You can’t lose a child to a killer and not lose a huge part of yourself in the process.
You can’t cover the funerals of murdered children or follow the footsteps of missing children and not lose part of yourself either.
Press, like parents, like police, never really give up hope of learning the truth.
And we shouldn’t. Take the Madeleine McCann case. I watched the Crimewatch special with reluctance. What more could be achieved by publicity?
I was one of 7.3m viewers - some 30 per cent of that night’s total audience share. The highest audience on record for Crimewatch. But it wasn’t some cynical self congratulatory drum up figures exercise - unlike some of the regurgitations of red top tabloids over recent years.

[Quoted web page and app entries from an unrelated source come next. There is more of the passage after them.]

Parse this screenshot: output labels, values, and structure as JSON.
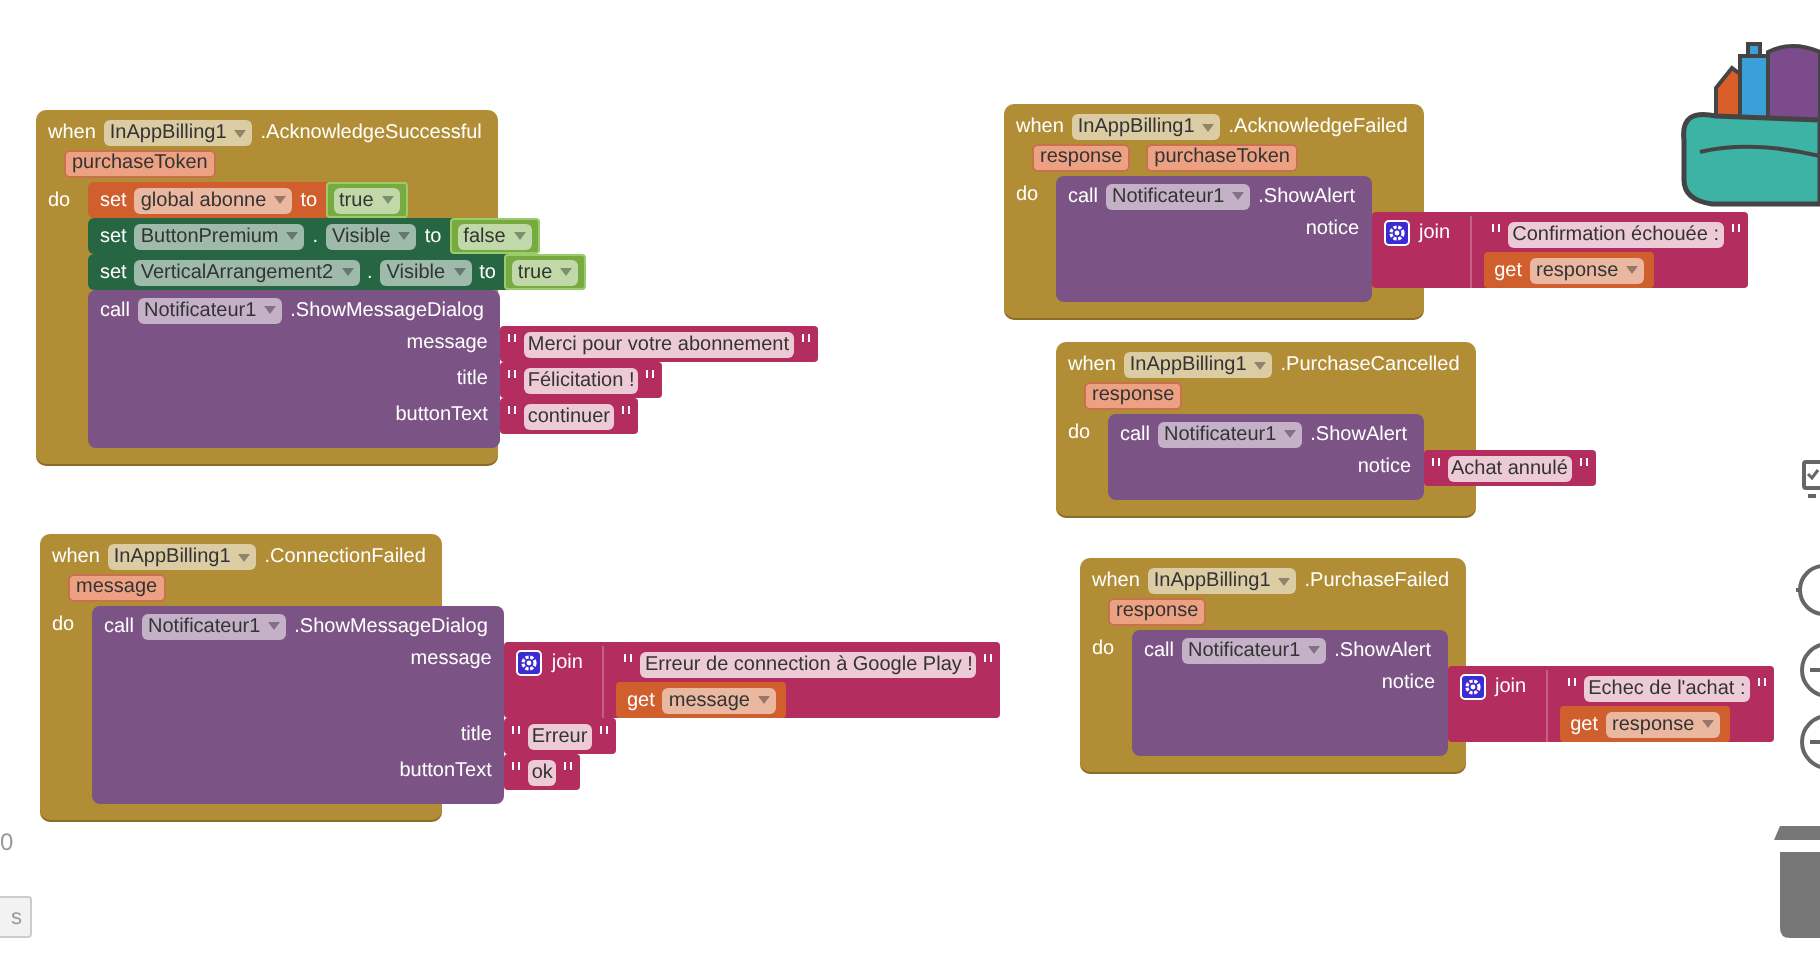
{
  "workspace": {
    "events": [
      {
        "when": "when",
        "component": "InAppBilling1",
        "event": ".AcknowledgeSuccessful",
        "params": [
          "purchaseToken"
        ],
        "do": "do",
        "body": [
          {
            "kind": "set_var",
            "set": "set",
            "variable": "global abonne",
            "to": "to",
            "value": {
              "kind": "bool",
              "value": "true"
            }
          },
          {
            "kind": "set_prop",
            "set": "set",
            "component": "ButtonPremium",
            "dot": ".",
            "property": "Visible",
            "to": "to",
            "value": {
              "kind": "bool",
              "value": "false"
            }
          },
          {
            "kind": "set_prop",
            "set": "set",
            "component": "VerticalArrangement2",
            "dot": ".",
            "property": "Visible",
            "to": "to",
            "value": {
              "kind": "bool",
              "value": "true"
            }
          },
          {
            "kind": "call",
            "call": "call",
            "component": "Notificateur1",
            "method": ".ShowMessageDialog",
            "args": [
              {
                "name": "message",
                "value": {
                  "kind": "text",
                  "text": "Merci pour votre abonnement"
                }
              },
              {
                "name": "title",
                "value": {
                  "kind": "text",
                  "text": "Félicitation !"
                }
              },
              {
                "name": "buttonText",
                "value": {
                  "kind": "text",
                  "text": "continuer"
                }
              }
            ]
          }
        ]
      },
      {
        "when": "when",
        "component": "InAppBilling1",
        "event": ".AcknowledgeFailed",
        "params": [
          "response",
          "purchaseToken"
        ],
        "do": "do",
        "body": [
          {
            "kind": "call",
            "call": "call",
            "component": "Notificateur1",
            "method": ".ShowAlert",
            "args": [
              {
                "name": "notice",
                "value": {
                  "kind": "join",
                  "join": "join",
                  "items": [
                    {
                      "kind": "text",
                      "text": "Confirmation échouée :"
                    },
                    {
                      "kind": "get",
                      "get": "get",
                      "name": "response"
                    }
                  ]
                }
              }
            ]
          }
        ]
      },
      {
        "when": "when",
        "component": "InAppBilling1",
        "event": ".PurchaseCancelled",
        "params": [
          "response"
        ],
        "do": "do",
        "body": [
          {
            "kind": "call",
            "call": "call",
            "component": "Notificateur1",
            "method": ".ShowAlert",
            "args": [
              {
                "name": "notice",
                "value": {
                  "kind": "text",
                  "text": "Achat annulé"
                }
              }
            ]
          }
        ]
      },
      {
        "when": "when",
        "component": "InAppBilling1",
        "event": ".ConnectionFailed",
        "params": [
          "message"
        ],
        "do": "do",
        "body": [
          {
            "kind": "call",
            "call": "call",
            "component": "Notificateur1",
            "method": ".ShowMessageDialog",
            "args": [
              {
                "name": "message",
                "value": {
                  "kind": "join",
                  "join": "join",
                  "items": [
                    {
                      "kind": "text",
                      "text": "Erreur de connection à Google Play !"
                    },
                    {
                      "kind": "get",
                      "get": "get",
                      "name": "message"
                    }
                  ]
                }
              },
              {
                "name": "title",
                "value": {
                  "kind": "text",
                  "text": "Erreur"
                }
              },
              {
                "name": "buttonText",
                "value": {
                  "kind": "text",
                  "text": "ok"
                }
              }
            ]
          }
        ]
      },
      {
        "when": "when",
        "component": "InAppBilling1",
        "event": ".PurchaseFailed",
        "params": [
          "response"
        ],
        "do": "do",
        "body": [
          {
            "kind": "call",
            "call": "call",
            "component": "Notificateur1",
            "method": ".ShowAlert",
            "args": [
              {
                "name": "notice",
                "value": {
                  "kind": "join",
                  "join": "join",
                  "items": [
                    {
                      "kind": "text",
                      "text": "Echec de l'achat :"
                    },
                    {
                      "kind": "get",
                      "get": "get",
                      "name": "response"
                    }
                  ]
                }
              }
            ]
          }
        ]
      }
    ]
  },
  "edge_text": "0",
  "edge_button": {
    "label": "s"
  }
}
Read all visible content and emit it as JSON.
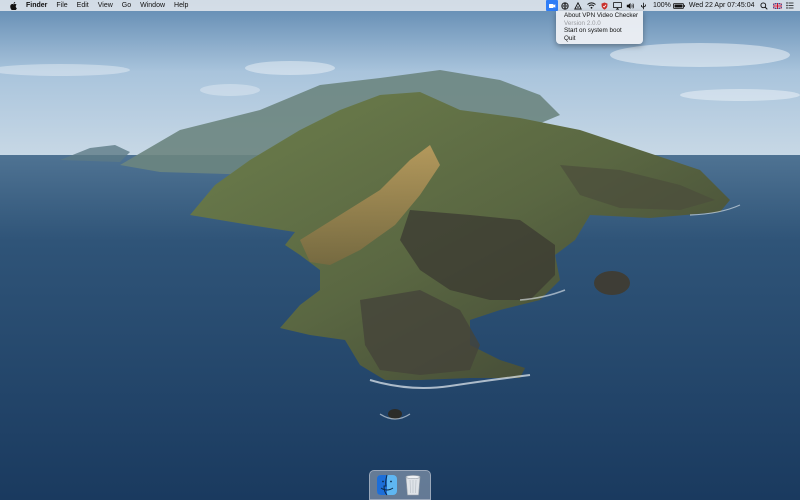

This did the business. Proper police work established a fresh suspect and a wholly different timeline after six years of chasing more red herrings than a Portuguese copper wife’s shopping for the Sunday barbecue.
It restored hope that maybe this time there would be a break. Then the calls started. Hundreds of them. If Maddy is ever found it will be because her parents never ever gave up. Nor should we if there’s a chance, however slim, that an abducted or missing child may still be alive.
Nor can we fail to bring perpetrators to justice, the real thing, not the emasculation created by courts of so-called human rights.We don’t want killers who have led lambs to slaughter bleating their own human rights have been stifled.
I have no time for Peter Chester and others lining up behind one of Britain’s longest serving prisoners to press their case for freedom - to vote. Donna Marie, only daughter of June Woon, now Gillbanks, of Marton, died in 1977. She was seven. She had been raped and strangled by her Uncle Peter.
In a calculating bid to hide his crime he placed her toy bunny beside her and drew the bed cover over her chin. To all intents and purposes the child would appear to be asleep when her mother looked in. The devil lurks in such detail. It’s the detail which can emotionally unravel even hardened observers. I was a junior reporter when I covered the case - and have aged with each of the eight parole bids since.
It’s a war of attrition. June is 60, three years older than I am. The tragedy has utterly redefined her.
Seven Supreme Court justices have dismissed Chester’s “right” to vote. But it’s taken three years.
In December 2010 three Court of Appeal judges permitted the challenge on the claim the “serious nature” of his offence did not “justify disenfranchising him” and to do so was “disproportionate” and “violated” his human rights.
Violated his human rights? Donna Marie cannot press her own case. She’s missed out on high school, exams, kissing her first boyfriend, Christmas shopping with her mum, working.
She will never kiss her own child goodnight. Or vote.
She should have been in her mid 30s.
By any definition of what’s right and proper the freedoms we take for granted were lost to Chester the moment he stifled the life out of his niece.
More than just four wheels and a few tools
It takes two minutes to lose a livelihood. Ask the Carleton gas fitter who left his white Citroen Dispatch van outside a client’’s home in Bispham.
He popped in to price the job, was back in minutes and it had gone, tools and all. Having left the keys inside insurers won’t cover losses. And Christmas is coming and heating bills are rising. Shameful timing.
His wife said: “That was his livelihood gone in two minutes. I have been driving round everywhere looking for it.”
I felt sorry because my brother went through something similar some years ago after his marriage broke up in Portugal.
He was working as an electrician when his wife left. He came back to Blackpool for some tender loving care and left his Ford Transit with “friends” - who used it daily and sold the tools within.
It took thousands of pounds to set him up again. We all mucked in. But some things are irreplaceable. Tools that once belonged to our late dad had gone, others bought by our mum, or purchased with his very first pay packet. It’s a despicable thing to steal a man’s livelihood.